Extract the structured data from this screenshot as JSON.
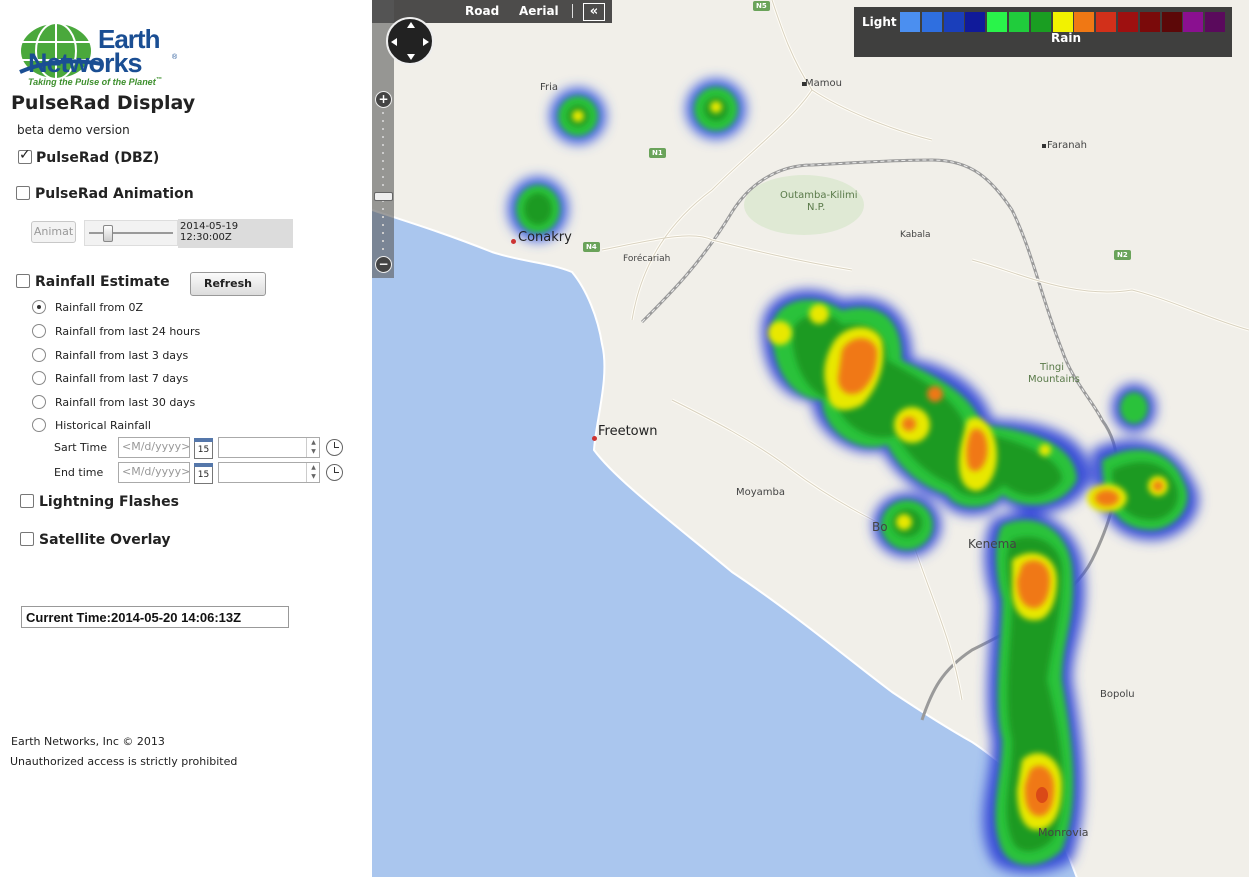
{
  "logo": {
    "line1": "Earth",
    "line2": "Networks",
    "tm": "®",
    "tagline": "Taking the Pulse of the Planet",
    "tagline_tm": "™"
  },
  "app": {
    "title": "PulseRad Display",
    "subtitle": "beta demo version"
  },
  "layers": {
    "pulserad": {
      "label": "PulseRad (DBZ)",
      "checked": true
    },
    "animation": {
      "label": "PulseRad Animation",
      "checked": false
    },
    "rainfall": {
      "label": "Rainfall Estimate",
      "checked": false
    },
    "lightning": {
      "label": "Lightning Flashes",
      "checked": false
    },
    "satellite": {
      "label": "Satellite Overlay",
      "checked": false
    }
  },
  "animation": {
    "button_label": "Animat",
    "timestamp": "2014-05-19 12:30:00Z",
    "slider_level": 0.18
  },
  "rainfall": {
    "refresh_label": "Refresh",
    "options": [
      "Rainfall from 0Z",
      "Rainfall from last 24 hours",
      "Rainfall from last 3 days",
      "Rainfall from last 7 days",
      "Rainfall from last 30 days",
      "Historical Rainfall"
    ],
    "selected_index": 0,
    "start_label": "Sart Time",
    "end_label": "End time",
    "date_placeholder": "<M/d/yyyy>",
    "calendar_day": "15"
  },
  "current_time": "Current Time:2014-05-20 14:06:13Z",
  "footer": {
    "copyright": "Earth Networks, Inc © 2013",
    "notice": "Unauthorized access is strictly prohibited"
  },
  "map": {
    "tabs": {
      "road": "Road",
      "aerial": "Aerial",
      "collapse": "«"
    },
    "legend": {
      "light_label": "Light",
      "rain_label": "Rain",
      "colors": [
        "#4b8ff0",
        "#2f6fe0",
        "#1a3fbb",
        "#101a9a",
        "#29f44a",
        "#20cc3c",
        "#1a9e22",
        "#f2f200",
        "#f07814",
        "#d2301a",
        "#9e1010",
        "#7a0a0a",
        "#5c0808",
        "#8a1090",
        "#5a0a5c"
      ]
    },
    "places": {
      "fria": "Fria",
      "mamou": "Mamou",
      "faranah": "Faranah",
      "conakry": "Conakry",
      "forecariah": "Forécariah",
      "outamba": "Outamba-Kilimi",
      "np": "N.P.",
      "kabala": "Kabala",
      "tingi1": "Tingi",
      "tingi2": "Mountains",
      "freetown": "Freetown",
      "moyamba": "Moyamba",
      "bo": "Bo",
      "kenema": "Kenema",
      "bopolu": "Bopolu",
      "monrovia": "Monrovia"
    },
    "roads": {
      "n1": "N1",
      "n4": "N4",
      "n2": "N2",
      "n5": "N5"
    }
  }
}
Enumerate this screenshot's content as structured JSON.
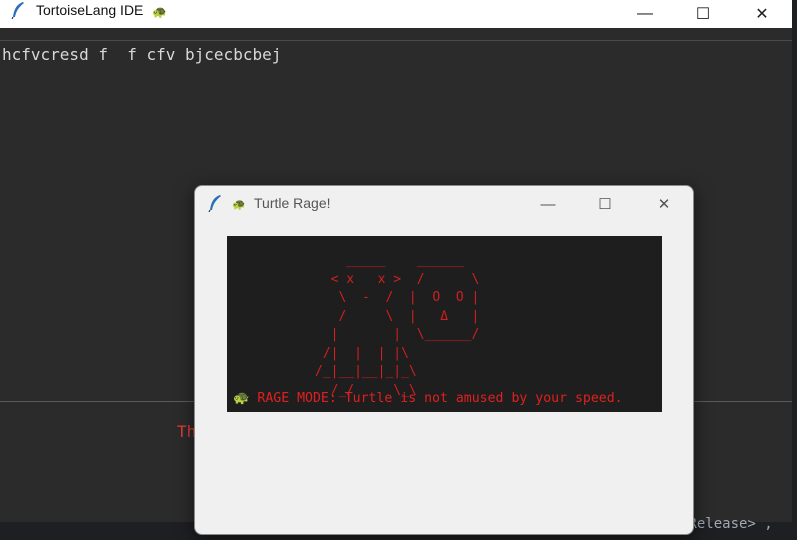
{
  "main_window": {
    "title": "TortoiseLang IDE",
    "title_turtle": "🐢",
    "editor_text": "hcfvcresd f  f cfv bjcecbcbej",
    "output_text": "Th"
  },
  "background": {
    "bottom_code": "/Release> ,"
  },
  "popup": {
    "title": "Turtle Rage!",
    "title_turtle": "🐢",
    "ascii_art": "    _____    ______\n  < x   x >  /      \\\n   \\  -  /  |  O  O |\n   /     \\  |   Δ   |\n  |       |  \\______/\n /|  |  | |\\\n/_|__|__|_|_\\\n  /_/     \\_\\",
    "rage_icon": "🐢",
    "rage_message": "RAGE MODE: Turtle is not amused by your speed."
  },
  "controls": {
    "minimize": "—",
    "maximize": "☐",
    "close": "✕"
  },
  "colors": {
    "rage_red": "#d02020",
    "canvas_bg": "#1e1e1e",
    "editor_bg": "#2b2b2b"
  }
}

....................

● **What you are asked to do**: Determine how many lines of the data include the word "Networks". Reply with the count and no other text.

● **Exercise answer**: 2